Insurgent Knowledge: The Poetics and Pedagogy of Toni Cade Bambara, June Jordan, Audre Lorde, and Adrienne Rich in the Era of Open Admissions is a wonderful dissertation, soon to be book, written by CUNY grad Danica B. Savonick. This post is based on her work.
In 1965, CUNY established the Search for Education, Elevation, and Knowledge Program (SEEK) to recruit and prepare “economically and educationally disadvantaged” students to matriculate at City College. SEEK provided students not only with free tuition and free books, but also a stipend that addressed the material conditions of students’ lives beyond the classroom.

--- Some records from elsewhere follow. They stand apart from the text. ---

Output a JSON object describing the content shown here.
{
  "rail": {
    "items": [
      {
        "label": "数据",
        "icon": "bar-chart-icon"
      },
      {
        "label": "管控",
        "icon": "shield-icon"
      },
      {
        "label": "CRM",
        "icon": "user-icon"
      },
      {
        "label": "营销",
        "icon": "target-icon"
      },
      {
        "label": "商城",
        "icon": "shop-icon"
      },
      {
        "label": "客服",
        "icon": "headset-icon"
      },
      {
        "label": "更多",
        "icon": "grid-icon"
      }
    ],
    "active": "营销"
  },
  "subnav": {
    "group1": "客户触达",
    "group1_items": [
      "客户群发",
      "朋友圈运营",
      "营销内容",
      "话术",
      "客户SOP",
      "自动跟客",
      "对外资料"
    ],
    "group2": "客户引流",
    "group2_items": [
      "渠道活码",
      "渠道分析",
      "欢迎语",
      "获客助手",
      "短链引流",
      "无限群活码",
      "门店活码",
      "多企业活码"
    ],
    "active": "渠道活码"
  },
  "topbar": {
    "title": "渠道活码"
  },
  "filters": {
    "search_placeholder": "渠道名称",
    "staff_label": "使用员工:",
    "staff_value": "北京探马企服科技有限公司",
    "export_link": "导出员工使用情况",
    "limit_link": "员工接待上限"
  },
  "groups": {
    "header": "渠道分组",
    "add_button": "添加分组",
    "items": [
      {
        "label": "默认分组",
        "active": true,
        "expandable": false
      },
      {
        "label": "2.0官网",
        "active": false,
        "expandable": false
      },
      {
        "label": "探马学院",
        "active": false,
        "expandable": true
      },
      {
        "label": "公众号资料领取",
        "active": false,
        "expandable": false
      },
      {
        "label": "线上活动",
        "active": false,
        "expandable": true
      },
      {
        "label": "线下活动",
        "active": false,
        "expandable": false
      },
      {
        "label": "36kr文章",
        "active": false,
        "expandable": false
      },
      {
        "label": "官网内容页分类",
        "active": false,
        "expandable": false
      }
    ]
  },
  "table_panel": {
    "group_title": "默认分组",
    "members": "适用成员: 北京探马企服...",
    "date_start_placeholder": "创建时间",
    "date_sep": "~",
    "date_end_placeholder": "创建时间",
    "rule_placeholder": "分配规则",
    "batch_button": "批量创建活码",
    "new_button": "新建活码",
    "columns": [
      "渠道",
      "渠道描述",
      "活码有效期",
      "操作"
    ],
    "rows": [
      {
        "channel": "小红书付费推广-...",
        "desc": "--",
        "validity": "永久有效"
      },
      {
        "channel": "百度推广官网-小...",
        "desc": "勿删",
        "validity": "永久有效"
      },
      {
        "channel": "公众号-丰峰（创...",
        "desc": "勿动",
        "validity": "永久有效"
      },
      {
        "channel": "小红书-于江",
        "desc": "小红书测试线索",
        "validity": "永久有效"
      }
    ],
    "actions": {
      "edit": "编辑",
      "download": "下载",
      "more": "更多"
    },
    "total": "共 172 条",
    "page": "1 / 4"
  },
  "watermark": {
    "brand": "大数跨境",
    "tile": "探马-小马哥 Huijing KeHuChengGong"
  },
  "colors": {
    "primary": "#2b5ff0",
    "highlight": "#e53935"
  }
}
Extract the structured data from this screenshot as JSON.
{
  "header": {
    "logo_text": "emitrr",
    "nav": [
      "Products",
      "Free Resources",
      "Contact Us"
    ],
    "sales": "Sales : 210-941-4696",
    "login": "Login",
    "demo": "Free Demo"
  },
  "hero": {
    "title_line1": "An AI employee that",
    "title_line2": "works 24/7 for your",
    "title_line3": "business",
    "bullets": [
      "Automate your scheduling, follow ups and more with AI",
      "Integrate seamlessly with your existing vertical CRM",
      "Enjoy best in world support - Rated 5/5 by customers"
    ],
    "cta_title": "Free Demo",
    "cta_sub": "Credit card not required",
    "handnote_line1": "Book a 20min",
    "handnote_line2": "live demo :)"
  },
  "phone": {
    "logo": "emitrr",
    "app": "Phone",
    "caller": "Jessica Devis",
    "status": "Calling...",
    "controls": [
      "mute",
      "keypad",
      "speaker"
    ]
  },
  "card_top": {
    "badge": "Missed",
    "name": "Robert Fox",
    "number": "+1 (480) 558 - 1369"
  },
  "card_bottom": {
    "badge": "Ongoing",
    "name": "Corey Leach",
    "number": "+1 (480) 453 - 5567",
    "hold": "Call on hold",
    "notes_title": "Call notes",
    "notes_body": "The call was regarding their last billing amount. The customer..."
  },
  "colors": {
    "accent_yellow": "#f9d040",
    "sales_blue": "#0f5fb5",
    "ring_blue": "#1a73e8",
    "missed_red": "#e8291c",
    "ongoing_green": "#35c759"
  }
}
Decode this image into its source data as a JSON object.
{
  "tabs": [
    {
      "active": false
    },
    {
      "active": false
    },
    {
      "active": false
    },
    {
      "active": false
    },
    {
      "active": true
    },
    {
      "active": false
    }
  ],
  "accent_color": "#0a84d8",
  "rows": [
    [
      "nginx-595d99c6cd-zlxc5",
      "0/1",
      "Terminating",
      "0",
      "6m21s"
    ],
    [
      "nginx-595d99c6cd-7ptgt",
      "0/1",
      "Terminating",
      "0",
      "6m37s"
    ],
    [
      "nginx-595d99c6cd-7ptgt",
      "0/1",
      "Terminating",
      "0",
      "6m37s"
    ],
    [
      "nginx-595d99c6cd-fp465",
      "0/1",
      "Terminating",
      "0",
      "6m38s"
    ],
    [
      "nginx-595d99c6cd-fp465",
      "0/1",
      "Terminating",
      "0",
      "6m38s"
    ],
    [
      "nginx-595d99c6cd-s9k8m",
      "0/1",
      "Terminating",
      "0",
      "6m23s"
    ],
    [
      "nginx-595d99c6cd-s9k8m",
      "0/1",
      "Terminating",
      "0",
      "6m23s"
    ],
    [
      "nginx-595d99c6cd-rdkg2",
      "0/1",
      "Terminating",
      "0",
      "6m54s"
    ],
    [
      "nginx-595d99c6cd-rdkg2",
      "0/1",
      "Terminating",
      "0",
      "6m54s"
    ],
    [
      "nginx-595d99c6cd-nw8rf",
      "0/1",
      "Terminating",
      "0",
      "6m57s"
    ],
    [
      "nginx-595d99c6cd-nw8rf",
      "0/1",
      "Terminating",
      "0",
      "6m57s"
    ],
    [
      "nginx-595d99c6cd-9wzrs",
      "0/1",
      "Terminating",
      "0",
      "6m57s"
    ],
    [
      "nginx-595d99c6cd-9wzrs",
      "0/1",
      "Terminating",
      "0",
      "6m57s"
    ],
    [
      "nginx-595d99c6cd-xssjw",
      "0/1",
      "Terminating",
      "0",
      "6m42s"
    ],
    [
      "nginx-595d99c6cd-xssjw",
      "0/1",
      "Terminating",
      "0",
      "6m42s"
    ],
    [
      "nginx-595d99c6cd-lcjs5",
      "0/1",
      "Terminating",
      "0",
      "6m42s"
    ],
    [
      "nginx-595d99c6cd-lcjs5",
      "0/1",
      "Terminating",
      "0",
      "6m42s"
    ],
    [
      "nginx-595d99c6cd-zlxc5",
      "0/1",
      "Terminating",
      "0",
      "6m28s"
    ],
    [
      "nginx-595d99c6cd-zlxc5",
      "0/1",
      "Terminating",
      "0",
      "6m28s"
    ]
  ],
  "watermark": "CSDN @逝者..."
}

By 1968, four extraordinary women were teaching basic writing classes for SEEK down the hall from one another. Audre Lorde, June Jordan, Toni Cade Bambara, and Adrienne Rich all taught for SEEK in the late 1960s and early 1970s. These writers/activists/teachers shared a belief in the teaching of writing as a transformative, political, and creative process.
Lorde, Jordan, Bambara, and Rich observed how students who entered the university through SEEK at first distrusted them, and how many had been mistreated by previous educators. All of them saw the oppressive dynamics inherent in traditional classroom set-ups. They shared a fundamental respect for their students, and they understood that many of them had been disempowered in previous classrooms. They listened to students and changed their approaches to teaching based on what they heard. They sought to be allies for their SEEK students, not saviors there to liberate oppressed students.
Together, they experimented with how the classroom might be a space of collective social change. Together, they explored how education can contribute to building a more just and equitable world. They believed in the transformative power of education and saw how their teaching could contribute to the Women’s Movement, the Civil Rights Movement, and the movement for Black Power.
Lorde, Jordan, Bambara, and Rich created a collaborative environment for teaching and writing. They exchanged syllabi, lesson plans, and assignments and sat in on each other’s classes. They deliberately researched and invented teaching strategies that would help working class students, first-generation students, and students of color. Their groundbreaking collaborative work at SEEK has had a profound impact on the teaching of writing, and is now considered of great theoretical importance.
“I teach myself in outline,” Notes, Journals, Syllabi, & an Excerpt from Deotha, is a collection of Audre Lorde’s teaching materials from her time at CUNY.
June Jordan: “Life Studies,” 1966-1976 includes texts from her time at SEEK.